● **DESCRIPTION OF THE TASK**: Please make an exact copy of the listing, without the pictures.

● **RECORDS FOR THE EXERCISE**:
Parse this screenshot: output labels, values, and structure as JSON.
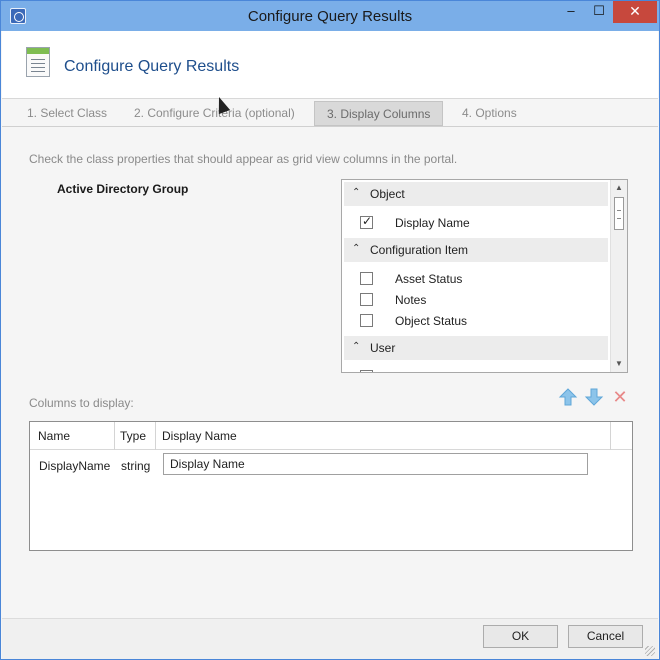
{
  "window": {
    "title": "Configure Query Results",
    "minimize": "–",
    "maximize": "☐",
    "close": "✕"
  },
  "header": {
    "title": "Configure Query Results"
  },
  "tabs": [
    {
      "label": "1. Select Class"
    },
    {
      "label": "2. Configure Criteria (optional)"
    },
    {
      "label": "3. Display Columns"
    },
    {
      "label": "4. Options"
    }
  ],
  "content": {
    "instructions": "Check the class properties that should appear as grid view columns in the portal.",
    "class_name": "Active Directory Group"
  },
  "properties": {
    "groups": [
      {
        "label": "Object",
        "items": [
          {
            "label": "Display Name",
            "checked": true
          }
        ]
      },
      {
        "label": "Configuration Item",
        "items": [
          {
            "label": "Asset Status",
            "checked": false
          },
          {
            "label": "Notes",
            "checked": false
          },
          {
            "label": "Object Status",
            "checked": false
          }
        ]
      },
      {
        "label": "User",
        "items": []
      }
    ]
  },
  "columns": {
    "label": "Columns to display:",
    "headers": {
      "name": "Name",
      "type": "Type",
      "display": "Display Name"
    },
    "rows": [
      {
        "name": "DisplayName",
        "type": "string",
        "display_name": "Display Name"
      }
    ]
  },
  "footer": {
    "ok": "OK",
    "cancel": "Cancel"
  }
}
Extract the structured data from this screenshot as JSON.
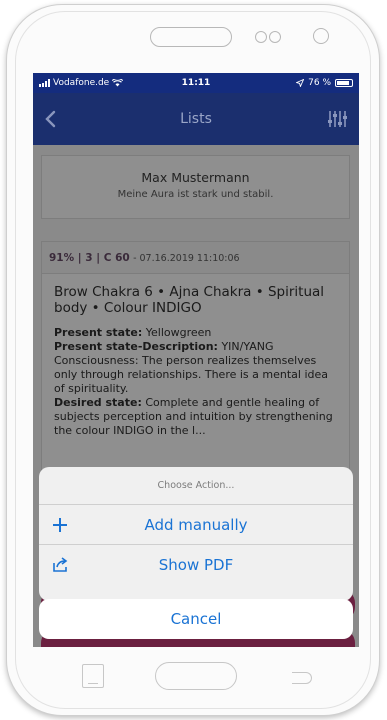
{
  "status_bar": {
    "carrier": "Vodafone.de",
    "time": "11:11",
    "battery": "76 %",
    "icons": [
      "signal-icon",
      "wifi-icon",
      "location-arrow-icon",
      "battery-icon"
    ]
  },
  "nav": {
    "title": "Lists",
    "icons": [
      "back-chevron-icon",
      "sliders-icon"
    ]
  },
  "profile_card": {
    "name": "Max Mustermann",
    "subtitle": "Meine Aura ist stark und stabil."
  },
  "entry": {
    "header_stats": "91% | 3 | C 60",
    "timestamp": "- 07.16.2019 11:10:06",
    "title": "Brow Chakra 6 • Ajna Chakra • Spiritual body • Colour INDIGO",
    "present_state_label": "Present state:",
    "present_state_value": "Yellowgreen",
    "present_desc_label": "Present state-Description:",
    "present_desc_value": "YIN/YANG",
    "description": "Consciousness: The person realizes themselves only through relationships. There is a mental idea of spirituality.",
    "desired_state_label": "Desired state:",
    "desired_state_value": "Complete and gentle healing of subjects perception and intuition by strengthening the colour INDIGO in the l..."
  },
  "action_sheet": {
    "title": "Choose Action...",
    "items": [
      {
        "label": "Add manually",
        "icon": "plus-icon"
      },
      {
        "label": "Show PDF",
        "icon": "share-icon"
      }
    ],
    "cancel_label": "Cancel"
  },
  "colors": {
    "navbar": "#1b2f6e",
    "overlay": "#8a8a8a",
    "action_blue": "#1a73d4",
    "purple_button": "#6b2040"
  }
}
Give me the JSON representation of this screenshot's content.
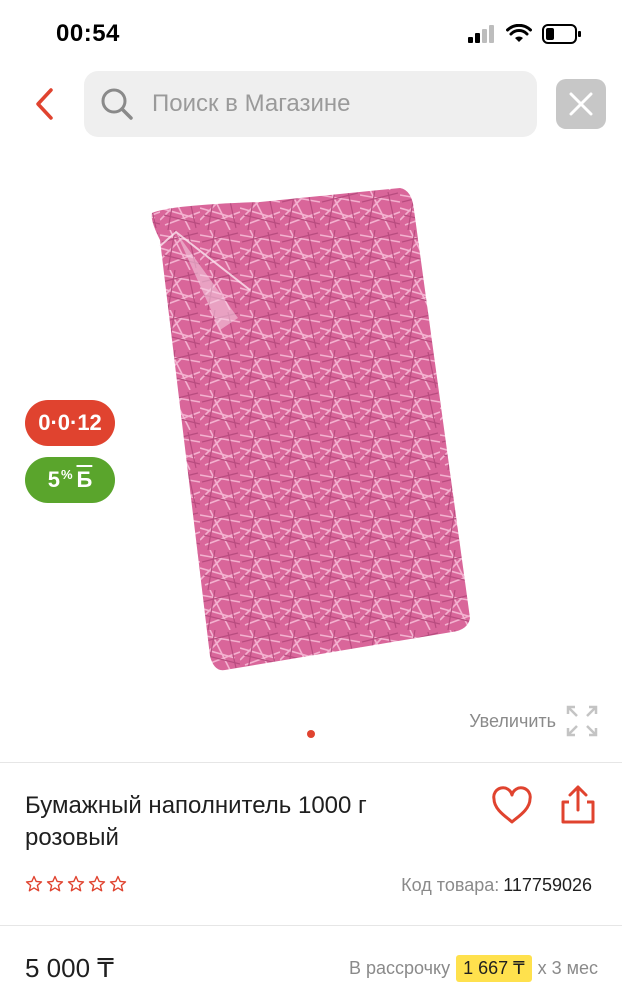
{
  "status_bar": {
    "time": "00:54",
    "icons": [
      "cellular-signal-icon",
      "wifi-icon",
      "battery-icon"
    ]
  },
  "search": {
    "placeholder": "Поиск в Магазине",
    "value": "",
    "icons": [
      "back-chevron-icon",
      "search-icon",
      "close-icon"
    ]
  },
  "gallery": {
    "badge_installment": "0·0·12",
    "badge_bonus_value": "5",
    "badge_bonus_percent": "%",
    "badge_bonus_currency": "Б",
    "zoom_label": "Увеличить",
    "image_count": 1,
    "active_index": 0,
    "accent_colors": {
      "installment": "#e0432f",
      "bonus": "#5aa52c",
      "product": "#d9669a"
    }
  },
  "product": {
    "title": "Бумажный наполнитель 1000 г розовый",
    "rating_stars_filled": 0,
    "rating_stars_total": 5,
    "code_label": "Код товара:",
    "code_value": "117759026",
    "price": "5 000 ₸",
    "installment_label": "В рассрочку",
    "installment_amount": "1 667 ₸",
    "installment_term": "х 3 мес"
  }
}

● **EXERCISE RESULT**:
Parse this screenshot: output labels, values, and structure as JSON.
{
  "window": {
    "title": "Configure Query Results",
    "minimize": "–",
    "maximize": "☐",
    "close": "✕"
  },
  "header": {
    "title": "Configure Query Results"
  },
  "tabs": [
    {
      "label": "1. Select Class"
    },
    {
      "label": "2. Configure Criteria (optional)"
    },
    {
      "label": "3. Display Columns"
    },
    {
      "label": "4. Options"
    }
  ],
  "content": {
    "instructions": "Check the class properties that should appear as grid view columns in the portal.",
    "class_name": "Active Directory Group"
  },
  "properties": {
    "groups": [
      {
        "label": "Object",
        "items": [
          {
            "label": "Display Name",
            "checked": true
          }
        ]
      },
      {
        "label": "Configuration Item",
        "items": [
          {
            "label": "Asset Status",
            "checked": false
          },
          {
            "label": "Notes",
            "checked": false
          },
          {
            "label": "Object Status",
            "checked": false
          }
        ]
      },
      {
        "label": "User",
        "items": []
      }
    ]
  },
  "columns": {
    "label": "Columns to display:",
    "headers": {
      "name": "Name",
      "type": "Type",
      "display": "Display Name"
    },
    "rows": [
      {
        "name": "DisplayName",
        "type": "string",
        "display_name": "Display Name"
      }
    ]
  },
  "footer": {
    "ok": "OK",
    "cancel": "Cancel"
  }
}
Extract the structured data from this screenshot as JSON.
{
  "status_bar": {
    "carrier": "Vodafone.de",
    "time": "11:11",
    "battery": "76 %",
    "icons": [
      "signal-icon",
      "wifi-icon",
      "location-arrow-icon",
      "battery-icon"
    ]
  },
  "nav": {
    "title": "Lists",
    "icons": [
      "back-chevron-icon",
      "sliders-icon"
    ]
  },
  "profile_card": {
    "name": "Max Mustermann",
    "subtitle": "Meine Aura ist stark und stabil."
  },
  "entry": {
    "header_stats": "91% | 3 | C 60",
    "timestamp": "- 07.16.2019 11:10:06",
    "title": "Brow Chakra 6 • Ajna Chakra • Spiritual body • Colour INDIGO",
    "present_state_label": "Present state:",
    "present_state_value": "Yellowgreen",
    "present_desc_label": "Present state-Description:",
    "present_desc_value": "YIN/YANG",
    "description": "Consciousness: The person realizes themselves only through relationships. There is a mental idea of spirituality.",
    "desired_state_label": "Desired state:",
    "desired_state_value": "Complete and gentle healing of subjects perception and intuition by strengthening the colour INDIGO in the l..."
  },
  "action_sheet": {
    "title": "Choose Action...",
    "items": [
      {
        "label": "Add manually",
        "icon": "plus-icon"
      },
      {
        "label": "Show PDF",
        "icon": "share-icon"
      }
    ],
    "cancel_label": "Cancel"
  },
  "colors": {
    "navbar": "#1b2f6e",
    "overlay": "#8a8a8a",
    "action_blue": "#1a73d4",
    "purple_button": "#6b2040"
  }
}
Give me the JSON representation of this screenshot's content.
{
  "status_bar": {
    "time": "00:54",
    "icons": [
      "cellular-signal-icon",
      "wifi-icon",
      "battery-icon"
    ]
  },
  "search": {
    "placeholder": "Поиск в Магазине",
    "value": "",
    "icons": [
      "back-chevron-icon",
      "search-icon",
      "close-icon"
    ]
  },
  "gallery": {
    "badge_installment": "0·0·12",
    "badge_bonus_value": "5",
    "badge_bonus_percent": "%",
    "badge_bonus_currency": "Б",
    "zoom_label": "Увеличить",
    "image_count": 1,
    "active_index": 0,
    "accent_colors": {
      "installment": "#e0432f",
      "bonus": "#5aa52c",
      "product": "#d9669a"
    }
  },
  "product": {
    "title": "Бумажный наполнитель 1000 г розовый",
    "rating_stars_filled": 0,
    "rating_stars_total": 5,
    "code_label": "Код товара:",
    "code_value": "117759026",
    "price": "5 000 ₸",
    "installment_label": "В рассрочку",
    "installment_amount": "1 667 ₸",
    "installment_term": "х 3 мес"
  }
}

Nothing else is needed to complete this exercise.